Lavarnway also worked outdoors to help her father.
“I don’t know why, but he would have us ride horseback and drive the horse to do the cultivating. As far as I’m concerned, after a few rows, (the horse) knew what to do,” she said.
Lavarnway’s daughter Carolyn B. Smith said her mother has quite the sense of humor. Although Lavarnway has survived one of her daughters, the other two reside in the Plattsburgh area.
Despite all the skills she learned on the farm, Lavarnway said she has never milked a cow.
“That was one thing my mother didn’t want me to learn was how to milk a cow, because after I learned, I’d have to do it,” Lavarnway said.
“There’s some worldly advice,” Smith added.
Lavarnway’s first husband, Norman Donivan, and the girls’ father was a caretaker for the John. F. O’Brien estate, which was located where Point au Roche State Park is today. But after he died in 1938, Lavarnway went to work.
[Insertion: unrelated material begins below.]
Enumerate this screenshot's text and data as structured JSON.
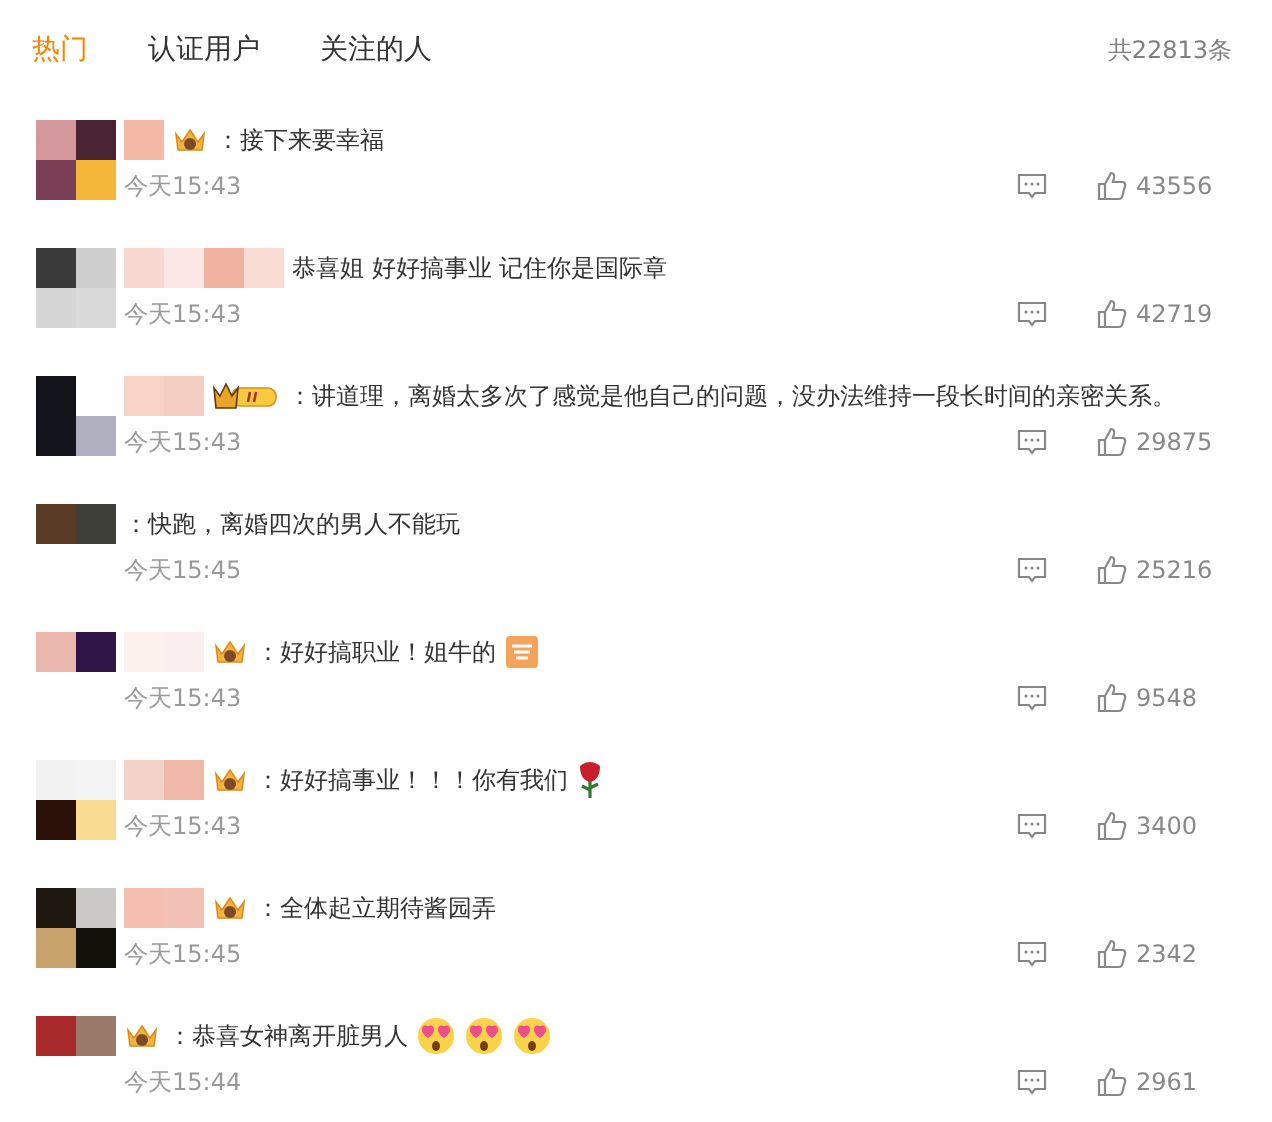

She had many jobs, including running a restaurant with her friend for a few years and working at the commissary on the military base when it was a college, Smith said.
“I always got pleasure out of my work,” Lavarnway said. “I was doing what I liked to do.”
Smith, 82, said that her mother and her family always placed an importance on helping others.
“Something our family did well was share. It was a good lesson to learn,” Smith said. “When people would come to the house for food, we would give it to them.”
As a child, Lavarnway attended a one-room schoolhouse in Ingraham and went to Chazy Central Rural School until she was 16, when she left to work, Smith said.
Lavarnway enjoyed learning about different places.
“I liked geography. It took you around to different states,” she said.
Later in her life, Lavarnway had the opportunity to travel the United States, but she can’t pick a favorite state.
“They all had something different to see,” Lavarnway said.
She and her second husband, Thomas Lavarnway, who died about 30 years ago, loved to dance. She remembers square-dancing around the country and specifically in Texas.
“She enjoys seeing and doing different things,” Smith said. “She’s been to Ireland, the Holy Land, Turkey, Greece.”
Reflecting on her life, Lavarnway said, “Live it a day at a time.”
“I thought she would say, ‘Work hard,’” Smith said. “She used to say, ‘Work hard, and enjoy each day.’”